Merry Christmas! And yes I do celebrate it despite my ambiguous religious philosophy. The world needs more celebrations, so I’m grabbing them as they go by. When’s Buddha’s birthday? As I’ve aged, matured, gotten older, the pile of presents around the tree has shrunk, and yet, the holiday and its gifts mean more to me.
Back in the bad old Dark Ages they had something right. Just about every other day was a holiday. (Wish I could find the attribution for that, but it was from a PBS show about twenty years ago.) They worked from dawn to dusk, unless they had the entire day off for a saint’s day or to commemorate some event. They worked harder than people today, but they also had more time off. They had time, but they didn’t have money. Their gifts were small, handmade, and they didn’t come in stacks.

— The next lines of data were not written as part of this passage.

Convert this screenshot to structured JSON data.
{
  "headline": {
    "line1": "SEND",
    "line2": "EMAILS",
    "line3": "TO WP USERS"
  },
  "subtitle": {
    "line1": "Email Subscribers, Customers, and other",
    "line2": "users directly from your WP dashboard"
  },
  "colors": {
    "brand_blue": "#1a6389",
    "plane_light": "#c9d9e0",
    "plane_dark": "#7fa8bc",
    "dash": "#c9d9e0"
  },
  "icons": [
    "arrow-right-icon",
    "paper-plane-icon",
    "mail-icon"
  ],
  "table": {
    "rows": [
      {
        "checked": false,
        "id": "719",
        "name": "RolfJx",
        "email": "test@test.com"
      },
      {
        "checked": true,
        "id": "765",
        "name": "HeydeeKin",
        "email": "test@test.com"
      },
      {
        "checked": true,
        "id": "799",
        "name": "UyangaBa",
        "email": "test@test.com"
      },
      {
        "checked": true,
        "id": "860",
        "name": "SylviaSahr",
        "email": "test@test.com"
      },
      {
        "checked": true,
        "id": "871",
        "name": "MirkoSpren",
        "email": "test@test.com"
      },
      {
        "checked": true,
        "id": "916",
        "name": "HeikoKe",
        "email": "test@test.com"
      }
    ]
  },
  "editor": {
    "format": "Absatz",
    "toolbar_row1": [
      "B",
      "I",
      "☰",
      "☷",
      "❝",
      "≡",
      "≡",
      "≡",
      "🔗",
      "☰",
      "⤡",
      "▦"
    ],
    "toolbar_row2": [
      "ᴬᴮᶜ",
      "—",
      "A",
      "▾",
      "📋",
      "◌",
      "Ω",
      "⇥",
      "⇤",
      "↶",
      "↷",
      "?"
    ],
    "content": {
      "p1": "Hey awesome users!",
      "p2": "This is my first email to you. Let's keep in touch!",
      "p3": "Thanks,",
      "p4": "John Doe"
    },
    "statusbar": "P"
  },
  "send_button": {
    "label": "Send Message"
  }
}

I remember piles of presents back in my childhood. Sorting through to find the From:s and To:s and then distributing boxes around the room to everyone’s selected seat for the morning. Eventually the ripped wrapping paper would be piled high enough to bury a few unopened presents and a mining expedition would be launched to locate the lost toys or overlooked socks. I think I still have unopened boxes of handkerchiefs.
Every year the task got harder. People get older, and but their own things. What does anyone get any well-paid person? Today’s working American has probably already bought more luxury items in a year than a peasant owned in their life, and for the peasant, a dozen tube socks would be a major prize.
One year, for the fun of it, I gave my Dad a Nerf ball. My mom didn’t understand why a man in his twenties would buy his dad a spongy ball. At which point he and I started throwing at each other, and started laughing.
It was the simple thing, the small gift that appealed the most.
I’m over fifty. Family is scattered, and I celebrate my own traditions, including at Christmas. I mimic a bit of my mom’s cooking by baking a ham and cooking up a few other side dishes. The lights are up, though only a few strands because my house and yard are small. That’s all I need and want. The tree is only a five footer. I picked a small one because it is still alive and will be replanted as a donation in a deforested area. Live trees are heavy. My back agrees that small is good. The presents around the tree make the smallest collection ever, but I know that the ones I’ve added for myself are just what I want. I don’t know about the others yet. They’re still wrapped.
Getting to know myself has helped me realize that, for me, some $200 sweater isn’t as appreciated as a good $20 walking stick. Socks really are good gifts, especially those expensive hiking ones that are big enough for my size 14 feet. I also realize that things that are just trinkets can accumulate. There’s a limit to how many Nerf balls a small house can hold. But food, really good food, may not last long, but it will be savored. One treat I give myself is to run around to the local winery, and the local seafood/smokehouse and stock up on fine victuals. Smoked salmon. Yum.
Heart-warming gifts are the things that can’t be wrapped. Friends dropping by. Great conversations. A walk after every meal, and maybe singing carols as if no one could hear.
We’ve been through some tough times. Despite its Christian basis, I think this particular Christmas is a celebration and a sigh of relief for many non-Christians too who didn’t think they’d get through the economic slump. Many are still waiting for the good days, and I hope they find them. That’s the handy thing about society and community, the ones that reach solid ground can help the others.
The ads for cars and wall-sized TVs may help the sales of really big ribbons, but I suspect that the small gifts, a smile, a donation, an open door, a hug, are bigger and better than all the rest.